The Passing of Mayor Adam West

When the legendary Adam West passed away in 2017, Seth MacFarlane said, “Family Guy has lost its mayor, and I have lost a friend.” To say that the loss of West’s beloved as a fictionalized version of himself (and the Mayor of Quahog), left a dent on the series is an understatement. Since animation is a long process, West recorded his lines for season 16. But once season 17 rolled along, he also canonically passed. And in his honor, during the season finale “Adam West High” they … well, it’s self-explanatory. 

Stewie’s Sexuality

The exploration of Stewie’s sexuality was one of the wildest, most unintentionally progressive things that Family Guy has done. Since season 6, the shows’ writers started delving into Stewie’s queerness that, albeit ambiguous given his clear adoration of hunky men and confident girls his age, is queer nonetheless. The best part about it is that he’s optimistic about it. Even to this day, some of the best episodes in recent memory, including “Send in Stewie, Please” and “The Talented Mr. Stewie,” both written by Gary Janetti, address his sexuality in conjunction with his psychotic personality. Stewie’s sexuality is always going to be ambiguous, but queer defines all things under the LGBTQ+ umbrella. Today the British baby genius has become a prominent queer character in television, and it would be bloody hellish without him. 

“Road To’s” Enhance Stewie and Brian’s Relationship

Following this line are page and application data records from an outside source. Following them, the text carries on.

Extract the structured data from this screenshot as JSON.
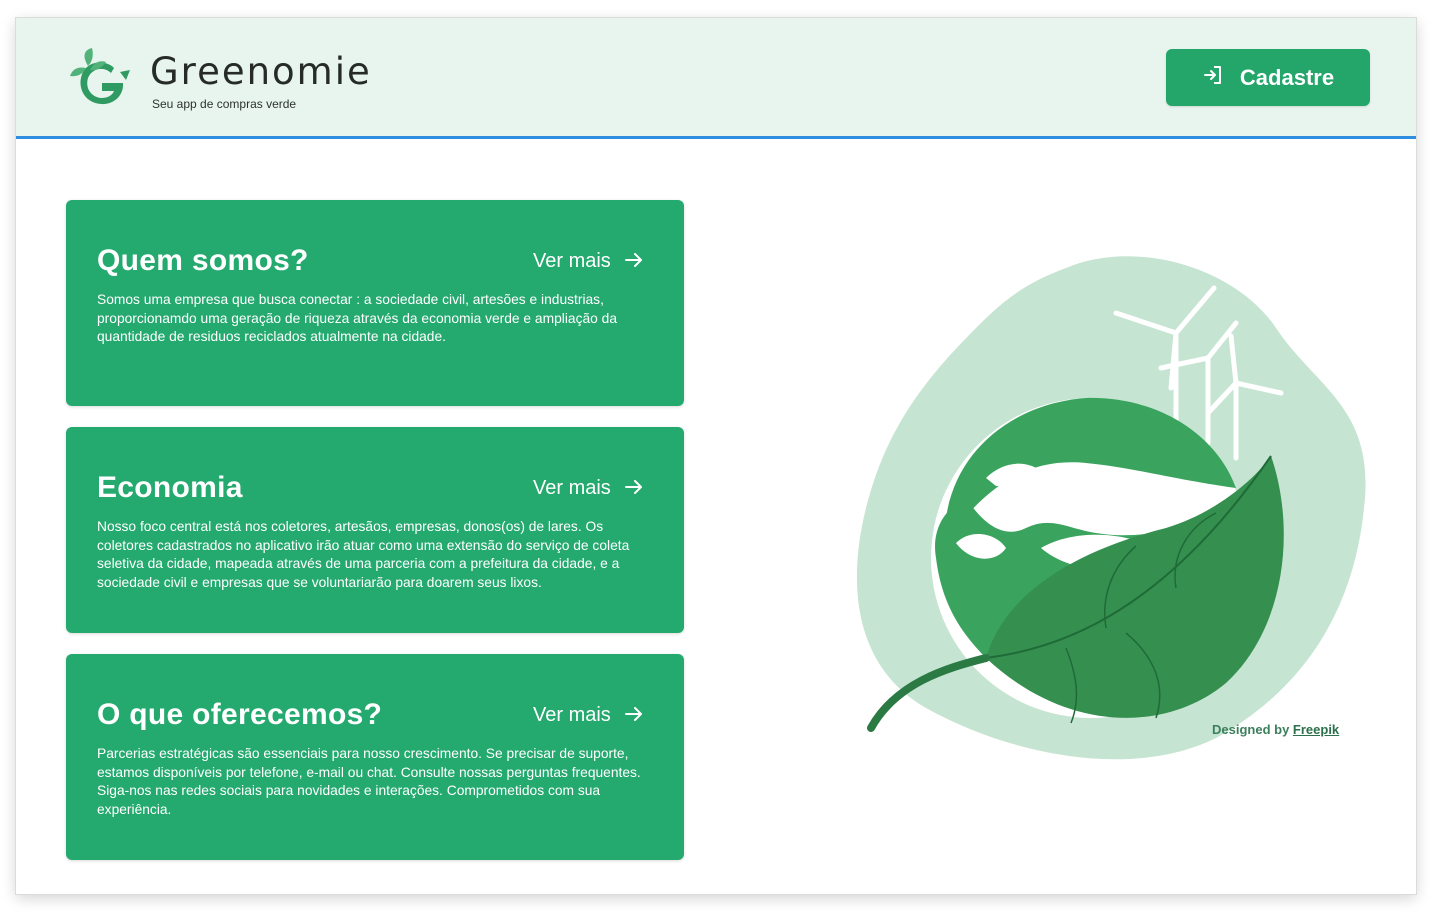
{
  "brand": {
    "name": "Greenomie",
    "tagline": "Seu app de compras verde"
  },
  "header": {
    "cadastre_label": "Cadastre"
  },
  "cards": [
    {
      "title": "Quem somos?",
      "more_label": "Ver mais",
      "body": "Somos uma empresa que busca conectar : a sociedade civil, artesões e industrias, proporcionamdo uma geração de riqueza através da economia verde e ampliação da quantidade de residuos reciclados atualmente na cidade."
    },
    {
      "title": "Economia",
      "more_label": "Ver mais",
      "body": "Nosso foco central está nos coletores, artesãos, empresas, donos(os) de lares. Os coletores cadastrados no aplicativo irão atuar como uma extensão do serviço de coleta seletiva da cidade, mapeada através de uma parceria com a prefeitura da cidade, e a sociedade civil e empresas que se voluntariarão para doarem seus lixos."
    },
    {
      "title": "O que oferecemos?",
      "more_label": "Ver mais",
      "body": "Parcerias estratégicas são essenciais para nosso crescimento. Se precisar de suporte, estamos disponíveis por telefone, e-mail ou chat. Consulte nossas perguntas frequentes. Siga-nos nas redes sociais para novidades e interações. Comprometidos com sua experiência."
    }
  ],
  "credit": {
    "prefix": "Designed by",
    "link": "Freepik"
  },
  "colors": {
    "primary": "#24a96f",
    "header_bg": "#e8f5ef",
    "header_border": "#2f8ee0"
  },
  "icons": {
    "logo": "leaf-g-logo-icon",
    "login": "login-arrow-icon",
    "arrow": "arrow-right-icon"
  }
}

Since the beginning, Brian has been the only one who understands Stewie. After the first few “Road To” episodes centered on Stewie and Brian’s comedic dynamic, the writers developed their chemistry further. They succeeded to the point that they’re the series’ central buddy comedy duo and emotional soul. Brian may be relegated to the role of the talking family dog, but to Stewie, he’s everything: a brother, a dog, an enemy, a friend, and a father. Whenever an episode centers around their misadventures throughout space and time, you know a zany time will be had.